Myself and Jon spent the end of the week working on our work-in-progress showing at Out There festival in Great Yarmouth. Matt already had commitments so Jon and I had to rework a couple of old bits and present a couple of new ideas. Under the watchful eye of Matt we managed to slot a rather unusual show together.

The showings went fairly well (I forgot my lines a couple of times, learning speaking parts is still fairly new to me) and we received some kind feedback and ideas on how to improve bits later down the line. Onwards and upwards or just sideways, hopefully not backwards.

Now I’m spending my few days back home soaking up some culture as it’s London Design Festival and there’s lots of inspiring work to be seen.
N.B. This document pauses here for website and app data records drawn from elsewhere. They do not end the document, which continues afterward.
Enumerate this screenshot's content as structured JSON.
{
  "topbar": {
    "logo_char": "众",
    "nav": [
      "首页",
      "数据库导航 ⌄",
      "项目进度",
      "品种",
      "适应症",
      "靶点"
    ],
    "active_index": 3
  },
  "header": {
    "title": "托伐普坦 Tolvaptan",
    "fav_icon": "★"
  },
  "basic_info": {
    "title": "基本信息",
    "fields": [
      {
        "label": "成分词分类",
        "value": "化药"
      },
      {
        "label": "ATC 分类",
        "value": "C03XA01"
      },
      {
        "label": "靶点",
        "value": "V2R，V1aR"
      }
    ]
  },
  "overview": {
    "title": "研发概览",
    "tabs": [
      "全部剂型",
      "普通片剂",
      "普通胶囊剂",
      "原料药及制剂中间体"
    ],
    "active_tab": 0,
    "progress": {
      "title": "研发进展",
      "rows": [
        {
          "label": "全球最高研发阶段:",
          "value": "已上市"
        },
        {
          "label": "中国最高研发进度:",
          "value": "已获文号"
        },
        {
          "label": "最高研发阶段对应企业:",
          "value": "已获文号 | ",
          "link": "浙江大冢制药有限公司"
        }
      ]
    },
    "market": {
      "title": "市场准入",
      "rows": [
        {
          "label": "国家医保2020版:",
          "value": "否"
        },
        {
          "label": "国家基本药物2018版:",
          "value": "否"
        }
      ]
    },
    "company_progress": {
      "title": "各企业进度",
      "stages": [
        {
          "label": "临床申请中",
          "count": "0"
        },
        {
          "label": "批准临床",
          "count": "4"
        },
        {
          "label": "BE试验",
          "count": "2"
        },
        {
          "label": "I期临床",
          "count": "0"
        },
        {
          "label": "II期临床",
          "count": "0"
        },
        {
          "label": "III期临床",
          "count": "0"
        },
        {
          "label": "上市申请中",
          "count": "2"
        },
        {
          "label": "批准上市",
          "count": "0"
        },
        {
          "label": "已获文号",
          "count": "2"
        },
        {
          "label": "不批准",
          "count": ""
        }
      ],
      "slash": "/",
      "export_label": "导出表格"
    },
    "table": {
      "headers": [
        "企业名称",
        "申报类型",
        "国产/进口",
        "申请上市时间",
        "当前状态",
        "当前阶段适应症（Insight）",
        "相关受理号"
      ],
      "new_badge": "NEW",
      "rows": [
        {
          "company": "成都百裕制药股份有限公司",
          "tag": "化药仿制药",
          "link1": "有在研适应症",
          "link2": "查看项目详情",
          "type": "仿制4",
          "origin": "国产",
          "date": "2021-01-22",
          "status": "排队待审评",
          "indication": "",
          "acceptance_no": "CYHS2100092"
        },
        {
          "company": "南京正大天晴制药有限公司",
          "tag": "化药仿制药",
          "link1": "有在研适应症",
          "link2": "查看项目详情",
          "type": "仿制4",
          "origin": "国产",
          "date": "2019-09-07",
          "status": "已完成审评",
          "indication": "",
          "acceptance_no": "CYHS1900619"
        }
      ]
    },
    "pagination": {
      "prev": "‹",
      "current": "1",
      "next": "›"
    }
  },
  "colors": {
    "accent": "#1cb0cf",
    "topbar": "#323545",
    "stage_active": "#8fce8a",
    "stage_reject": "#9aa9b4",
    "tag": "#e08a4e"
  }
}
Next week we’re off to La Breche. Exciting times.

Beta Testing – Creation Week 1

We’ve spent a taxing yet rewarding week working on new material for Beta Testing, some planned from the initial stages of the project, some thought of in the morning mind mapping sessions.

Our average day has run something like this:

8something AM – Get up, breakfast etc. (not for Arron he likes his sleep and can run on air for a few hours)
9ish AM – Go to a supermarket and buy lunch (often various kinds of chicken)
10 AM – Start. Sit around a table with whiteboard laid flat (why is this not sold as a product?!), mind-map, discuss, suggest, joke, inspire, timetable.
11ish AM – work on more spoken word based work.
12:30ish PM – 1 hour lunch – much chicken, listen to Radio 2 ‘Death Hour’, make phone calls, send emails.
1:45 PM- work on new juggling technique needed for the show.
Midafternoon PM 10 min Coffee Break! <– No Such Thing!
4:45 PM – Club Passing practice
5:27:34 PM (allow 15 min-ish discrepancy) Endurance Practice & 6/7 technique
6goingon6:30 PM finish
7SomethingStillPM Craft Beer Pub – drink/food or both if you’re feeling rich!
ApproxPM – bed

We finished the week feeling exhausted, probably juggling more in the week than we had collectively done in the last 3 months. Celebrated a birthday, laughed a lot, picked up far too many props off the floor and probably spent more time than is healthy with each other. All this whilst avoiding getting hit over the head with a chair.

Excited for it to all start again on Monday.
Creating feels good.

Here’s a video of us failing…